Nuclear Waste Management Facilty Pipe Leaks



Operations began in the Nuclear Waste Management Facility, Bldg. 830, in 1963 with the opening of the High Intensity Radiation Development Laboratory. The Radioactive Waste Research Program was also located within the facility. Hot cells and associated laboratories were used to fabricate high intensity Cobalt-60 sources for food irradiation programs. The cells have also been used for the cutting, milling, and evaluation of radioactively contaminated and activated material and components from commercial nuclear power plants.

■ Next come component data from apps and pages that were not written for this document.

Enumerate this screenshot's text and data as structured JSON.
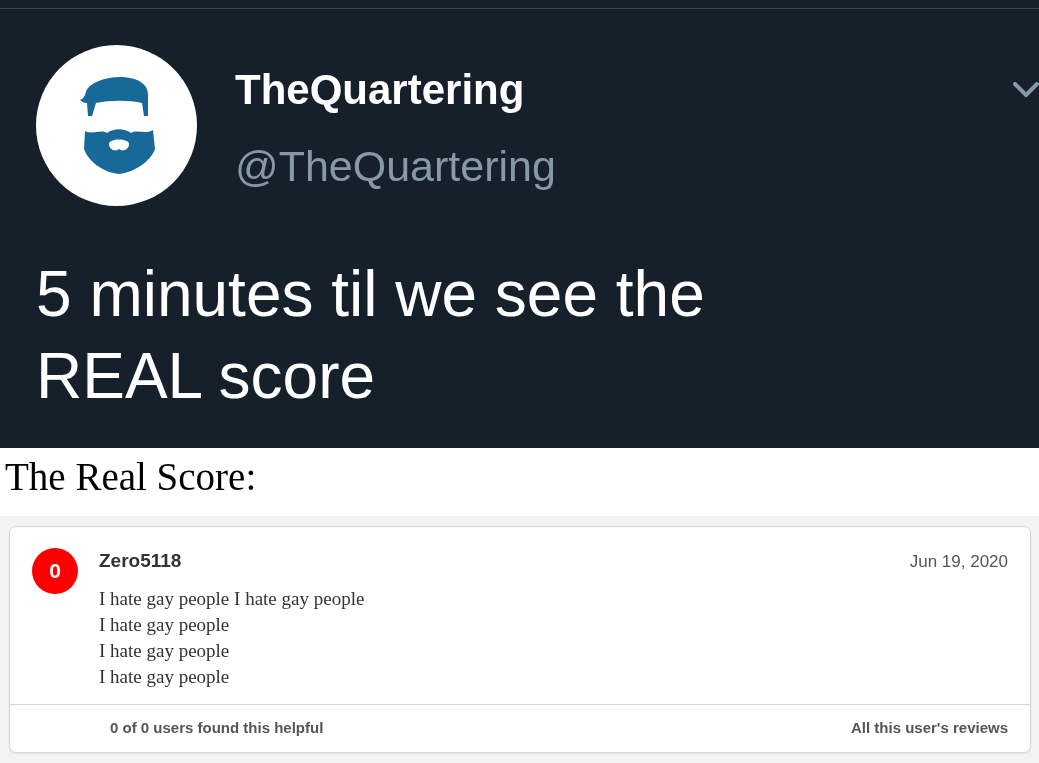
{
  "tweet": {
    "author": {
      "name": "TheQuartering",
      "handle": "@TheQuartering"
    },
    "text": "5 minutes til we see the REAL score"
  },
  "caption": "The Real Score:",
  "review": {
    "score": "0",
    "username": "Zero5118",
    "date": "Jun 19, 2020",
    "body": "I hate gay people I hate gay people\nI hate gay people\nI hate gay people\nI hate gay people",
    "helpful": "0 of 0 users found this helpful",
    "reviews_link": "All this user's reviews"
  }
}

Leak tests conducted in 1986 and 1987 revealed a leak in the transfer line located between the High Intensity Radiation Development Laboratory and two 1,000 gallon underground storage tanks (USTs). The leak resulted in radionuclide contamination of the soils adjacent to the line and low levels of Cobalt-60 were detected in nearby groundwater monitoring wells.

Remedial Action

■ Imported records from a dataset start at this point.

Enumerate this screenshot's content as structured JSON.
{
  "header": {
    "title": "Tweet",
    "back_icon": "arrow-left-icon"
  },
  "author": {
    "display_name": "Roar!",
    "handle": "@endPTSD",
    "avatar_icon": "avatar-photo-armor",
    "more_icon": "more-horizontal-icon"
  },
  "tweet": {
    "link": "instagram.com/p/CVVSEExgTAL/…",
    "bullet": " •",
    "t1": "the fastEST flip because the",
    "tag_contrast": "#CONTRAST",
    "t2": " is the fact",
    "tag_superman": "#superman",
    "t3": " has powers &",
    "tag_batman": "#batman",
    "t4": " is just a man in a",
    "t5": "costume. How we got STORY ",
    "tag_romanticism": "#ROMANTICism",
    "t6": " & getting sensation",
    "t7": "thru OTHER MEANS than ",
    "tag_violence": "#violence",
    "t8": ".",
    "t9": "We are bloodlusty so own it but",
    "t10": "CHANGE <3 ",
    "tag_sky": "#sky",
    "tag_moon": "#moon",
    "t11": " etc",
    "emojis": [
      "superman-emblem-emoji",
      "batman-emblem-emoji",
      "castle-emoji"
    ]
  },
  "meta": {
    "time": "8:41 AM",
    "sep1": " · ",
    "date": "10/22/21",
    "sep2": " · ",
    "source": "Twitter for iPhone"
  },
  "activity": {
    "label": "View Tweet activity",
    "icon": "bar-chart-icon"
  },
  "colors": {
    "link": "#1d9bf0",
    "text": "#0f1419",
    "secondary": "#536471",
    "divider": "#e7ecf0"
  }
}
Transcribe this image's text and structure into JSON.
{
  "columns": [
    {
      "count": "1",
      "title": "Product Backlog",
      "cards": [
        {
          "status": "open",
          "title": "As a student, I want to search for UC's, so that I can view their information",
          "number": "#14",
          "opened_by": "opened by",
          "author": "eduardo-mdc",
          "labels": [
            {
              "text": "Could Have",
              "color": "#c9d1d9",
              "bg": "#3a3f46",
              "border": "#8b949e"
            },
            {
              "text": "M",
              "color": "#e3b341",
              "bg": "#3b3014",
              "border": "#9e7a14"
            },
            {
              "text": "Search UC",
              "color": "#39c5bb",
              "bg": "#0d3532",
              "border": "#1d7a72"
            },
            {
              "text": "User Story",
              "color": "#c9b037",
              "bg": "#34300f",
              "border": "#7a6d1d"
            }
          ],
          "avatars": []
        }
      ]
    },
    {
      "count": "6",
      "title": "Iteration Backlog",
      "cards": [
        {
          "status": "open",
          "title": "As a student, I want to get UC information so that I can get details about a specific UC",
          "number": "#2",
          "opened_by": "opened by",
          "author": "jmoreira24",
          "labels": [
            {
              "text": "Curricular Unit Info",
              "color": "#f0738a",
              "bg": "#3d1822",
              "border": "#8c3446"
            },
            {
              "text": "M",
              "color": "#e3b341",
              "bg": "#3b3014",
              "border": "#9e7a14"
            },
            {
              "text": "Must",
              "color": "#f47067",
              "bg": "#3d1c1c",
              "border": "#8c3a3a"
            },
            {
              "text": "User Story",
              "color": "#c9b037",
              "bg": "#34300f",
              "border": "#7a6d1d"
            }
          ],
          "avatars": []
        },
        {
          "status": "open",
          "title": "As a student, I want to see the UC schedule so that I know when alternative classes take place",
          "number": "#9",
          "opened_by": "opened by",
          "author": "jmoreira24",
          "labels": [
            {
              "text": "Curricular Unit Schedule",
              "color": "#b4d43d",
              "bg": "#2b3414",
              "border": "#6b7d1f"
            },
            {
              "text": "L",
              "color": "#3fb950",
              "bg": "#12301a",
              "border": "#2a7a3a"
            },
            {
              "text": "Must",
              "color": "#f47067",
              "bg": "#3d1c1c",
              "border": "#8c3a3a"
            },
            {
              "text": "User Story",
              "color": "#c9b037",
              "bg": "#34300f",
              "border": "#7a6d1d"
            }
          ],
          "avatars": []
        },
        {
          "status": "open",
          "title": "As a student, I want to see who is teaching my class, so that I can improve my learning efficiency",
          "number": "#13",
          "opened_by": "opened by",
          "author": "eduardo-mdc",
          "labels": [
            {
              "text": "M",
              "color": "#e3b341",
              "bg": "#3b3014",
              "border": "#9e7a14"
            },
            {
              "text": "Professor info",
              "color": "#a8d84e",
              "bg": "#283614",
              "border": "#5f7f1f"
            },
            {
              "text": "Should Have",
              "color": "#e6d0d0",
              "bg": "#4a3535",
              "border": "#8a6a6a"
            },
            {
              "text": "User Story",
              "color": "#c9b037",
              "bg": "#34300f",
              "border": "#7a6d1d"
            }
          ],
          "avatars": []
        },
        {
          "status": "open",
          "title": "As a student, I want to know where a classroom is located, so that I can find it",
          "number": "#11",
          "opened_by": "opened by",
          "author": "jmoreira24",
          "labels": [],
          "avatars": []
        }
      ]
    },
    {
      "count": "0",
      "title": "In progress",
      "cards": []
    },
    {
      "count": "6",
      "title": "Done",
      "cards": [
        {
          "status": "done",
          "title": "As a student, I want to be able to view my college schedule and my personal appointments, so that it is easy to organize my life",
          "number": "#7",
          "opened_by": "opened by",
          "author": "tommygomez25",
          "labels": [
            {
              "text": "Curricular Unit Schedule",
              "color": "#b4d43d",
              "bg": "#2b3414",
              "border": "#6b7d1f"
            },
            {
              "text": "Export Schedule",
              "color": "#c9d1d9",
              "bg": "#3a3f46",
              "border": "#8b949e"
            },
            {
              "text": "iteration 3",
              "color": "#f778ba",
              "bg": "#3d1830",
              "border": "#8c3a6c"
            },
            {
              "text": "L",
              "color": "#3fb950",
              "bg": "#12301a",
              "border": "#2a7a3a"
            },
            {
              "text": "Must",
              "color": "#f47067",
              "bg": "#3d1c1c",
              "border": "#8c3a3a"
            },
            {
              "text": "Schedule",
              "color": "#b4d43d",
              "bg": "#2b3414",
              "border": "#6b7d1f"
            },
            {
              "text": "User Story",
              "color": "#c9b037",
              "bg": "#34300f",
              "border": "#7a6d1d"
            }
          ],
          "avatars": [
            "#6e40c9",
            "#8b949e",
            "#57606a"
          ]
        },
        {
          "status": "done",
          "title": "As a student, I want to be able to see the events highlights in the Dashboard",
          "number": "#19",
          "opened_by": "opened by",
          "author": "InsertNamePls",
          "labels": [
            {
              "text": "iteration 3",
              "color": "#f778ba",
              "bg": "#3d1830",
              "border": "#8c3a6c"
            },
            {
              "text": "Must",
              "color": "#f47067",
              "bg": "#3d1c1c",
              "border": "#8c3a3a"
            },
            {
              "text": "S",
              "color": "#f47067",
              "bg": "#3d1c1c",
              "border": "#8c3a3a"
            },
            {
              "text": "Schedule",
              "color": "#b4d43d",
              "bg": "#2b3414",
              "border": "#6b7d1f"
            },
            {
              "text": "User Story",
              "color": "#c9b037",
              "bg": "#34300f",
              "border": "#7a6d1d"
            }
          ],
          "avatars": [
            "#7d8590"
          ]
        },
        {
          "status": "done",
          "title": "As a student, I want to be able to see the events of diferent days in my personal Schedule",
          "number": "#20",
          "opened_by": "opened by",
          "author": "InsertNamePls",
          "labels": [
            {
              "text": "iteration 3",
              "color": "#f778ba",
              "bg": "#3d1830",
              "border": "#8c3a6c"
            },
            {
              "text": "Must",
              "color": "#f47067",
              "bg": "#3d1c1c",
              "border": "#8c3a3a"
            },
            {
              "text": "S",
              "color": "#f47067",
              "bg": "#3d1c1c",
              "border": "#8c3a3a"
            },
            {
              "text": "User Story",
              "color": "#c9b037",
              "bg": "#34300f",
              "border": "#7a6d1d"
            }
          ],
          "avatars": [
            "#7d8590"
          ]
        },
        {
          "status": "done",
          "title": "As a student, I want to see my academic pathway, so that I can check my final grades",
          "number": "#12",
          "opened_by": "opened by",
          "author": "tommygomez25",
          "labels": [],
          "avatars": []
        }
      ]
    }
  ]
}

The USTs were removed from service in 1986. The contaminated soils along the transfer line were excavated in September and October 1988. The underground storage tanks were completely pumped out in November 1994, and the tanks, valve pit pipes, and additional contaminated soils were removed in 1999. The Cobalt-60 source in the building was removed in March 2000 when the Gamma Irradiation Facility was decommissioned.

The cleanup was handled under Areas of Concern (AOCs) 11, 12, and 16R and under Operable Units II/VII and OU III.